The journalists at
Fairfax say their company doesn’t have a strategy. They’re wrong.
Fairfax has a very clear strategy – to sell or merge their company. Or,
if that fails, to buy a TV network so it becomes less dependent on
But to give that strategy a chance of working,
Fairfax needs the federal government to abolish the cross-media rules
so that PBL could merge (sell) its media business (TV and magazines)
with Fairfax, or Fairfax could buy a television network.
is desperate for the government to lift the cross-media and foreign
ownership regulations. It’s far more important to Fairfax than to any
other media company.
And that’s the context in which to see last month’s announcement by Fairfax that it would get rid of another 55 journalists on The Sydney Morning Herald and The Age.
The announcement was an unvarnished message to the government: abolish
cross-media quickly or there will be a lot more redundancies, cost
savings and damage to journalism.
Get Crikey FREE to your inbox every weekday morning with the Crikey Worm.
On Saturday The Age splashed this story – “STOP PRESS: Newspapers’ dog days”
– all over the front of its business section.
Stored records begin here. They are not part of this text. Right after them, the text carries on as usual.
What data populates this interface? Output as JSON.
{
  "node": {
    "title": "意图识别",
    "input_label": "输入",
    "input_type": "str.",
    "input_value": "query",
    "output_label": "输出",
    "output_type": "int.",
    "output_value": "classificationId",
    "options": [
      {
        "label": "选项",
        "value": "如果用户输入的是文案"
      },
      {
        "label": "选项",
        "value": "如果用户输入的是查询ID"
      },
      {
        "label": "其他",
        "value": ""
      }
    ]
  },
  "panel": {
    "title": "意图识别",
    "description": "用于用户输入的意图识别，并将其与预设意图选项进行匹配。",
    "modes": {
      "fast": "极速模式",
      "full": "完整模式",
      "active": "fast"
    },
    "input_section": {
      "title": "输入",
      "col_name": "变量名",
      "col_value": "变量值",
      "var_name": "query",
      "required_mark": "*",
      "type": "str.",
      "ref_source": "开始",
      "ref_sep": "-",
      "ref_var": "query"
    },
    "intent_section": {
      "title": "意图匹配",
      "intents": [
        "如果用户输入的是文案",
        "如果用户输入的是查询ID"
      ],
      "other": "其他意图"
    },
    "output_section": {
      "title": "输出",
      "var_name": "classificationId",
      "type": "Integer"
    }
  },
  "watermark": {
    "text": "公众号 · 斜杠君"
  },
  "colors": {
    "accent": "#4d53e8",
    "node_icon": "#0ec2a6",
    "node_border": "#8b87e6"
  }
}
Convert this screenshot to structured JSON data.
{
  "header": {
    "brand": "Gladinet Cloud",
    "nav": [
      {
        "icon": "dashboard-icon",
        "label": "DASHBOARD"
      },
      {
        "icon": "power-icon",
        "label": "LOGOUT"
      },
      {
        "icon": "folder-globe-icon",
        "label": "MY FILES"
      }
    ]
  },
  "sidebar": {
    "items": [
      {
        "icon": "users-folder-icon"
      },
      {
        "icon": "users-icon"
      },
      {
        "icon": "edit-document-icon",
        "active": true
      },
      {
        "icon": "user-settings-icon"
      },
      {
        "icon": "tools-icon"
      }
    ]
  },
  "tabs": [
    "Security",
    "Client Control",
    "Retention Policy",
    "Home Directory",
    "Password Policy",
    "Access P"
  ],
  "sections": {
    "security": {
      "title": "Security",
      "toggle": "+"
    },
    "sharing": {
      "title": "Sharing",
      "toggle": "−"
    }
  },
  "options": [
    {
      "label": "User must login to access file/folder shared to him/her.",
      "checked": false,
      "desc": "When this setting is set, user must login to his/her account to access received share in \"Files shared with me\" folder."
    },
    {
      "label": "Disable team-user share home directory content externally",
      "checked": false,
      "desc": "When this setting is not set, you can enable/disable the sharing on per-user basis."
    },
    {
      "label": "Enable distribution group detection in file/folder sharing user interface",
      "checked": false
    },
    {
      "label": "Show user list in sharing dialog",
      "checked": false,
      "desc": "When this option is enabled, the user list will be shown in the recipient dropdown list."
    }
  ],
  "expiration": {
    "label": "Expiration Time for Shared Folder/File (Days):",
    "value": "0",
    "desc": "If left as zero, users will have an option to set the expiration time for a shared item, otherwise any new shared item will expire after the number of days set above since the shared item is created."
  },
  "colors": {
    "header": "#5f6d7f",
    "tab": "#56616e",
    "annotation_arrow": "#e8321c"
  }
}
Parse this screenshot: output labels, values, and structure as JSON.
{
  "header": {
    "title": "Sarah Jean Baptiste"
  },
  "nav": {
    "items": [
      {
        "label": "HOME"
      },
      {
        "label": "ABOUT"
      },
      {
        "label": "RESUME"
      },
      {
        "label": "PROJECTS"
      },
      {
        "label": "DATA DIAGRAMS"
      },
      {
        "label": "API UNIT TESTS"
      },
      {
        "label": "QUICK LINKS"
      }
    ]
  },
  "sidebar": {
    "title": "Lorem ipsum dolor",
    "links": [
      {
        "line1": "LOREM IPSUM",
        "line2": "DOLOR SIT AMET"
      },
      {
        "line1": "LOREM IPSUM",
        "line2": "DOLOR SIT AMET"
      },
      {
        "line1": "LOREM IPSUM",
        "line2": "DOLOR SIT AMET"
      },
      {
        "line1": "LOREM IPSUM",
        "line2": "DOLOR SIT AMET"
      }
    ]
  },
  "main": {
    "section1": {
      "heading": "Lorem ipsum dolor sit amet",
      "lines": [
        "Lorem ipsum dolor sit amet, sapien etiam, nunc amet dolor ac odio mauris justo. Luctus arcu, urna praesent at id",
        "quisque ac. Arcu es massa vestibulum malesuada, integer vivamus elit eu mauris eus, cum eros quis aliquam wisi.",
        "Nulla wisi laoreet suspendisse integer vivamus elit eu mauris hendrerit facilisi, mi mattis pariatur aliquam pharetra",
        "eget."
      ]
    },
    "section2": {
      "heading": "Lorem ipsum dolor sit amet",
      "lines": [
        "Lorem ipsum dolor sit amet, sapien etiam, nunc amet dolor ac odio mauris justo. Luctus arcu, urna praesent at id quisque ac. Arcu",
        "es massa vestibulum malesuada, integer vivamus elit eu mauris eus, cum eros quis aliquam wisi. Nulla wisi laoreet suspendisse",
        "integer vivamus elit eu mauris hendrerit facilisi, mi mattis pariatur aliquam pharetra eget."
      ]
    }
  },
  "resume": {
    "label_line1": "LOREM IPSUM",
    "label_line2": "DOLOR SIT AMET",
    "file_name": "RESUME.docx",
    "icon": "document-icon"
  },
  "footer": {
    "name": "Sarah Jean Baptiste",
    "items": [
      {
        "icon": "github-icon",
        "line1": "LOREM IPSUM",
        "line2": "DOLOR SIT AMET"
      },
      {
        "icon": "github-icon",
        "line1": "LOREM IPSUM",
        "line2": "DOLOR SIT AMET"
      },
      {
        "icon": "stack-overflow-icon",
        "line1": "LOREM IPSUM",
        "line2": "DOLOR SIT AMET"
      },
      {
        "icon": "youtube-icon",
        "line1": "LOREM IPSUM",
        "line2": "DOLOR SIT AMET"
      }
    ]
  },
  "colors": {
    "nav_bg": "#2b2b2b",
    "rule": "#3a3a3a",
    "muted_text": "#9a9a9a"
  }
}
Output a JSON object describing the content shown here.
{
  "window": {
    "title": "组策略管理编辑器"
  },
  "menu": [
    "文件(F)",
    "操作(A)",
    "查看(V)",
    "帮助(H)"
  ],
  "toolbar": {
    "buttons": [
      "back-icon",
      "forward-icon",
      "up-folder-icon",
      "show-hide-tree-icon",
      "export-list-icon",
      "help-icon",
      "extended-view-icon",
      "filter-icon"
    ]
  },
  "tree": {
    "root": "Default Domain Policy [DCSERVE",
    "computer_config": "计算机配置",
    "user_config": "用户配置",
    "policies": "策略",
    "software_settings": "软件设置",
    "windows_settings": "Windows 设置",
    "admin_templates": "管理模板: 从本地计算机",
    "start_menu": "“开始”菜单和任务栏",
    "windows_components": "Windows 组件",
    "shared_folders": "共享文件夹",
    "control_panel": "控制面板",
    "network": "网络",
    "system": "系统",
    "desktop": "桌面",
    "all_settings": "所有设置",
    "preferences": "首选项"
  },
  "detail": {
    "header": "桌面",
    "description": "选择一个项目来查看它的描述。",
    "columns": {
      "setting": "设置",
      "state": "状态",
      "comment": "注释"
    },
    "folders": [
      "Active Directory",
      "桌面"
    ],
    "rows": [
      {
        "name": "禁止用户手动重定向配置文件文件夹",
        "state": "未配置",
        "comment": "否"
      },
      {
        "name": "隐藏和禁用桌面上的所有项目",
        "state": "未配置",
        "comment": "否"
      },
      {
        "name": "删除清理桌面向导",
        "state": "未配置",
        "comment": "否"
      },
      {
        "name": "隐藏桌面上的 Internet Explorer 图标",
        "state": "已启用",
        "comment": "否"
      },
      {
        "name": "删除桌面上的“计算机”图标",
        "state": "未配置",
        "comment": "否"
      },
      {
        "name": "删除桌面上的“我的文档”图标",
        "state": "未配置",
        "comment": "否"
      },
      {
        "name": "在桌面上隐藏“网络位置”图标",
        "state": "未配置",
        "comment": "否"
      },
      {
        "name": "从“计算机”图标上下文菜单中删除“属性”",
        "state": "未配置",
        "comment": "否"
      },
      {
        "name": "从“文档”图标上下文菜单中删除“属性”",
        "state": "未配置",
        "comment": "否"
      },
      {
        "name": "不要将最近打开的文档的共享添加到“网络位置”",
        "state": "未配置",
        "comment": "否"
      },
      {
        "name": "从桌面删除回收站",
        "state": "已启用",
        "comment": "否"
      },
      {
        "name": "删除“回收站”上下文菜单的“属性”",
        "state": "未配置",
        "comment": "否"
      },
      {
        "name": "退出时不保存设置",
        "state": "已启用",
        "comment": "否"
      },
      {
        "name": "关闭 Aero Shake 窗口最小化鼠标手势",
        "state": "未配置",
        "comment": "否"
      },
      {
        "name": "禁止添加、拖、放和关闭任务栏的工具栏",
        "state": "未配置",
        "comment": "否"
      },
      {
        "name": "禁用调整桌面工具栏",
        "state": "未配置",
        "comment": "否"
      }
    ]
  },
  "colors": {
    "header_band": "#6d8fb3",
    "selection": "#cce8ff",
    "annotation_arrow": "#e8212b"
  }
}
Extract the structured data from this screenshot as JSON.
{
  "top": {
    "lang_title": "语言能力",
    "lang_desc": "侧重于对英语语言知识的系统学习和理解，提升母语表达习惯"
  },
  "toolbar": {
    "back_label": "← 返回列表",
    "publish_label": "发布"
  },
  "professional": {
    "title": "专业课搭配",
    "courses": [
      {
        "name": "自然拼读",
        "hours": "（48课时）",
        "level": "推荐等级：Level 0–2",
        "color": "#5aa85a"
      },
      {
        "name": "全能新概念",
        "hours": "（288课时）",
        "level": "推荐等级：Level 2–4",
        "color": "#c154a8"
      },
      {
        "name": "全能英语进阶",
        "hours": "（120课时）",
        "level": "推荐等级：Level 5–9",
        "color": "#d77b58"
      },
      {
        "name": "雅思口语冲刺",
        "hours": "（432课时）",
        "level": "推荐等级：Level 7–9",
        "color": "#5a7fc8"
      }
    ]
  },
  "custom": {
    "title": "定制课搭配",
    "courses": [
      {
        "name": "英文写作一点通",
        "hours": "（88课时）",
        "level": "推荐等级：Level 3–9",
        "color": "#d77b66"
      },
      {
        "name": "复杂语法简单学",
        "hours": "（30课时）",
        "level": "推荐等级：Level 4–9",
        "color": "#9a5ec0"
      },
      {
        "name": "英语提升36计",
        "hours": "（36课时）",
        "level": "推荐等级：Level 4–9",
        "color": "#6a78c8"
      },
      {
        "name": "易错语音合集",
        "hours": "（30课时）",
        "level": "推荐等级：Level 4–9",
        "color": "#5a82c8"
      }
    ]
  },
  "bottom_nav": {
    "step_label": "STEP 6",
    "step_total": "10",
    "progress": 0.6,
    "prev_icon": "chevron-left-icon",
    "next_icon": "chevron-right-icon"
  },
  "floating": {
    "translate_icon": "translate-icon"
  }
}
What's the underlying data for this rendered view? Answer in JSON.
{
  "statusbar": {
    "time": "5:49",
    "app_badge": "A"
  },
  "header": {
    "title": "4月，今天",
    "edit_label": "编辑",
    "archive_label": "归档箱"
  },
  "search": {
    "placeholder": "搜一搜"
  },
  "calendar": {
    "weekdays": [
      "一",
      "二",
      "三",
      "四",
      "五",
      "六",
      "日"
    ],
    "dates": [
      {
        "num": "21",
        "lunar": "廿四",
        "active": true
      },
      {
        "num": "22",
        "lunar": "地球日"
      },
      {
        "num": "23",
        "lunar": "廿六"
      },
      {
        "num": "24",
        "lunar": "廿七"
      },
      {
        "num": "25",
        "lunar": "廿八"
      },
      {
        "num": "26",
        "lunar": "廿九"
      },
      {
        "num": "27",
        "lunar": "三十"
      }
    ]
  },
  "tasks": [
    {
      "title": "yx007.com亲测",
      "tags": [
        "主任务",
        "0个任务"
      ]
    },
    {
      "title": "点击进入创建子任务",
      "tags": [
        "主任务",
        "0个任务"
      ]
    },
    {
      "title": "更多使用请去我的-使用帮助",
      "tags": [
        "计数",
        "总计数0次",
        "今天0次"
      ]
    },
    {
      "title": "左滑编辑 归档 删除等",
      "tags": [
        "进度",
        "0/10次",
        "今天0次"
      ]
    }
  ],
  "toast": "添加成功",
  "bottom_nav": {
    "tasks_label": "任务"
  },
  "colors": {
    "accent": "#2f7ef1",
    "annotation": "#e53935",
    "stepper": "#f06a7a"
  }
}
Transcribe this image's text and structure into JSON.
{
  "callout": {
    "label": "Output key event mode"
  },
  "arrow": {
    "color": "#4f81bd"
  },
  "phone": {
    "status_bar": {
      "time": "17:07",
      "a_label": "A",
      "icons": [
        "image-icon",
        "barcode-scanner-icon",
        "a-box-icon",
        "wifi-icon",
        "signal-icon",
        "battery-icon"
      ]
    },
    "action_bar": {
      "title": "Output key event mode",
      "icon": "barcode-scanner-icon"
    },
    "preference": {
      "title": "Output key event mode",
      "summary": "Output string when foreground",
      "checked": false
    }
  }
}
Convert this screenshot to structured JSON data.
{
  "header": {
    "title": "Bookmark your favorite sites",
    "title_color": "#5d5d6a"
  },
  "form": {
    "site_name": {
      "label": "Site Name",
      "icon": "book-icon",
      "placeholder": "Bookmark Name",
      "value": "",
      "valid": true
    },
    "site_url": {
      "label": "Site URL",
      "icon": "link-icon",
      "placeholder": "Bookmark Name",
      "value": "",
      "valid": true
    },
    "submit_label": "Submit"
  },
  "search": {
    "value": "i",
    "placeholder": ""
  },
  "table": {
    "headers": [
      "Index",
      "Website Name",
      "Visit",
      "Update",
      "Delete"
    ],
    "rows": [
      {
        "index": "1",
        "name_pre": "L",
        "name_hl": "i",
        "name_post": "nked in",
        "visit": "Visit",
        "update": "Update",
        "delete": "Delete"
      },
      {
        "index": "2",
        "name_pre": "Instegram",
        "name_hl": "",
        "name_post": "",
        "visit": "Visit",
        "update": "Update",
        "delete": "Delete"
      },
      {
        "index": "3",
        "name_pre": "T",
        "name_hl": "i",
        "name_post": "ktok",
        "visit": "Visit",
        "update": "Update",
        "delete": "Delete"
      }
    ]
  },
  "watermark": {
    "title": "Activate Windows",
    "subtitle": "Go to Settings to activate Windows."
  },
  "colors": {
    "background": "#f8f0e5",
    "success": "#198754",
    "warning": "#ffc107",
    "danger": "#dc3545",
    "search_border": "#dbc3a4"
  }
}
What, you might ask, is a
major newspaper publisher doing giving so much prominence to a story
that included phrases like: “Newspapers are facing a crisis” and “It’s
the time for lay-offs in the newspaper industry”? It’s part of the same
message to the Howard government: get rid of the cross-media rules.
fact that Fairfax still makes hundreds of millions of dollars in
profits from its newspapers, and could easily invest a very small
proportion of this goldmine into improving its quality journalism
rather than dismantling it, is not on the radar screen of a board which
sees itself as having one overriding function – to lift the profits.
There is no suggestion within the Fairfax board that it has a role as a
public trust if that role inhibits profit growth.
reality is that the Fairfax board doesn’t have a clue about the future
of its once-great newspapers, other than to offload them while they
still have some value left. But to do that they need a big favour from
the federal government.